Supplied material:

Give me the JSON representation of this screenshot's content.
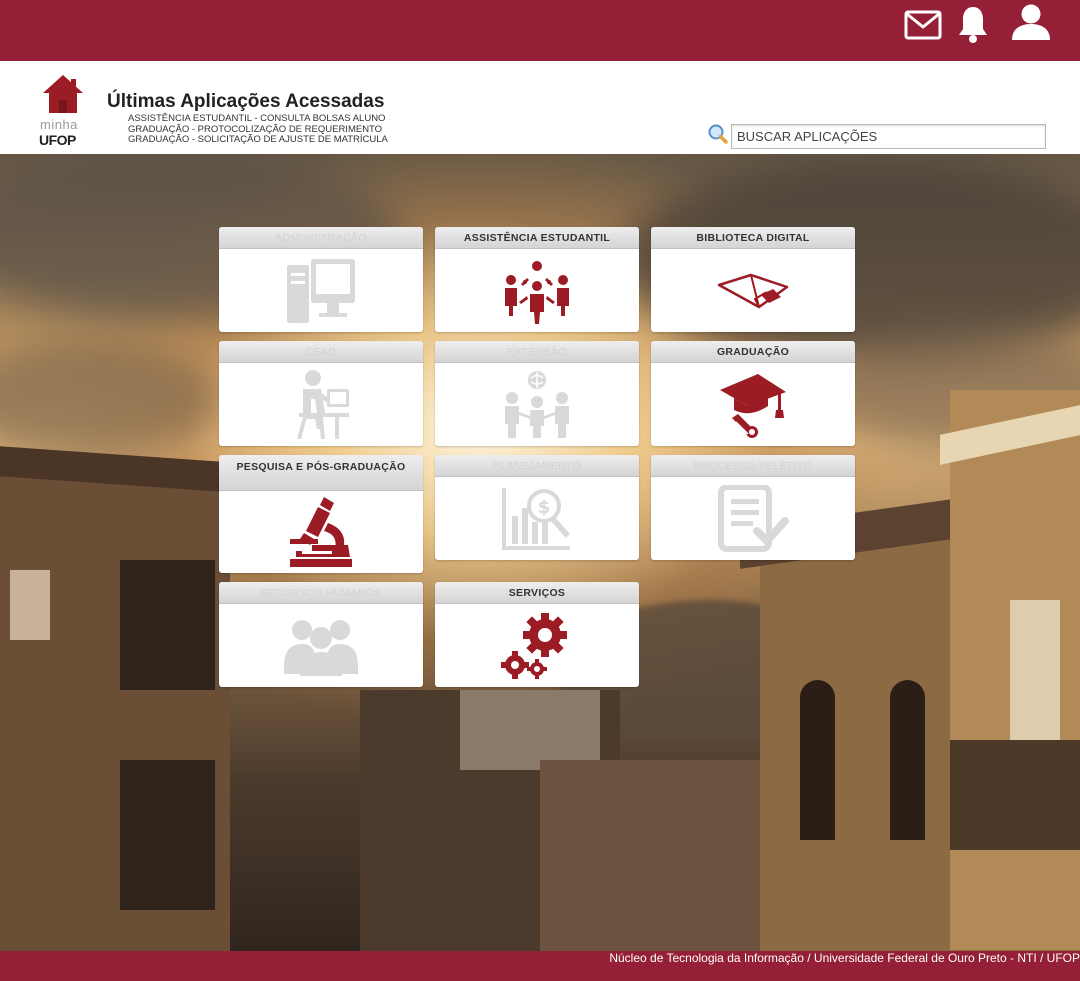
{
  "topbar": {
    "background": "#951f36",
    "icons": [
      "mail-icon",
      "bell-icon",
      "user-icon"
    ]
  },
  "logo": {
    "line1": "minha",
    "line2": "UFOP"
  },
  "recent": {
    "title": "Últimas Aplicações Acessadas",
    "items": [
      "ASSISTÊNCIA ESTUDANTIL - CONSULTA BOLSAS ALUNO",
      "GRADUAÇÃO - PROTOCOLIZAÇÃO DE REQUERIMENTO",
      "GRADUAÇÃO - SOLICITAÇÃO DE AJUSTE DE MATRÍCULA"
    ]
  },
  "search": {
    "placeholder": "BUSCAR APLICAÇÕES",
    "icon": "magnifier-icon"
  },
  "colors": {
    "brand": "#951f36",
    "icon_active": "#9b1c24",
    "icon_disabled": "#d9d9d9"
  },
  "tiles": [
    {
      "label": "ADMINISTRAÇÃO",
      "icon": "computer-icon",
      "enabled": false
    },
    {
      "label": "ASSISTÊNCIA ESTUDANTIL",
      "icon": "students-group-icon",
      "enabled": true
    },
    {
      "label": "BIBLIOTECA DIGITAL",
      "icon": "open-book-icon",
      "enabled": true
    },
    {
      "label": "CEAD",
      "icon": "distance-learning-icon",
      "enabled": false
    },
    {
      "label": "EXTENSÃO",
      "icon": "community-globe-icon",
      "enabled": false
    },
    {
      "label": "GRADUAÇÃO",
      "icon": "graduation-cap-icon",
      "enabled": true
    },
    {
      "label": "PESQUISA E PÓS-GRADUAÇÃO",
      "icon": "microscope-icon",
      "enabled": true
    },
    {
      "label": "PLANEJAMENTO",
      "icon": "chart-money-icon",
      "enabled": false
    },
    {
      "label": "PROCESSO SELETIVO",
      "icon": "checklist-icon",
      "enabled": false
    },
    {
      "label": "RECURSOS HUMANOS",
      "icon": "people-icon",
      "enabled": false
    },
    {
      "label": "SERVIÇOS",
      "icon": "gears-icon",
      "enabled": true
    }
  ],
  "footer": {
    "text": "Núcleo de Tecnologia da Informação / Universidade Federal de Ouro Preto - NTI / UFOP"
  }
}
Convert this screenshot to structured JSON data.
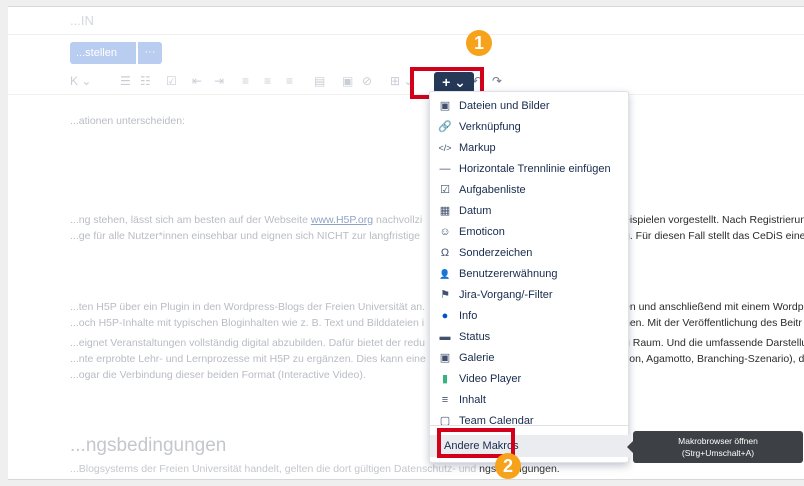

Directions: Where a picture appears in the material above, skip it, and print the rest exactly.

Task result:
Give me the JSON representation of this screenshot's content.
{
  "topbar": {
    "background": "#951f36",
    "icons": [
      "mail-icon",
      "bell-icon",
      "user-icon"
    ]
  },
  "logo": {
    "line1": "minha",
    "line2": "UFOP"
  },
  "recent": {
    "title": "Últimas Aplicações Acessadas",
    "items": [
      "ASSISTÊNCIA ESTUDANTIL - CONSULTA BOLSAS ALUNO",
      "GRADUAÇÃO - PROTOCOLIZAÇÃO DE REQUERIMENTO",
      "GRADUAÇÃO - SOLICITAÇÃO DE AJUSTE DE MATRÍCULA"
    ]
  },
  "search": {
    "placeholder": "BUSCAR APLICAÇÕES",
    "icon": "magnifier-icon"
  },
  "colors": {
    "brand": "#951f36",
    "icon_active": "#9b1c24",
    "icon_disabled": "#d9d9d9"
  },
  "tiles": [
    {
      "label": "ADMINISTRAÇÃO",
      "icon": "computer-icon",
      "enabled": false
    },
    {
      "label": "ASSISTÊNCIA ESTUDANTIL",
      "icon": "students-group-icon",
      "enabled": true
    },
    {
      "label": "BIBLIOTECA DIGITAL",
      "icon": "open-book-icon",
      "enabled": true
    },
    {
      "label": "CEAD",
      "icon": "distance-learning-icon",
      "enabled": false
    },
    {
      "label": "EXTENSÃO",
      "icon": "community-globe-icon",
      "enabled": false
    },
    {
      "label": "GRADUAÇÃO",
      "icon": "graduation-cap-icon",
      "enabled": true
    },
    {
      "label": "PESQUISA E PÓS-GRADUAÇÃO",
      "icon": "microscope-icon",
      "enabled": true
    },
    {
      "label": "PLANEJAMENTO",
      "icon": "chart-money-icon",
      "enabled": false
    },
    {
      "label": "PROCESSO SELETIVO",
      "icon": "checklist-icon",
      "enabled": false
    },
    {
      "label": "RECURSOS HUMANOS",
      "icon": "people-icon",
      "enabled": false
    },
    {
      "label": "SERVIÇOS",
      "icon": "gears-icon",
      "enabled": true
    }
  ],
  "footer": {
    "text": "Núcleo de Tecnologia da Informação / Universidade Federal de Ouro Preto - NTI / UFOP"
  }
}
Convert this screenshot to structured JSON data.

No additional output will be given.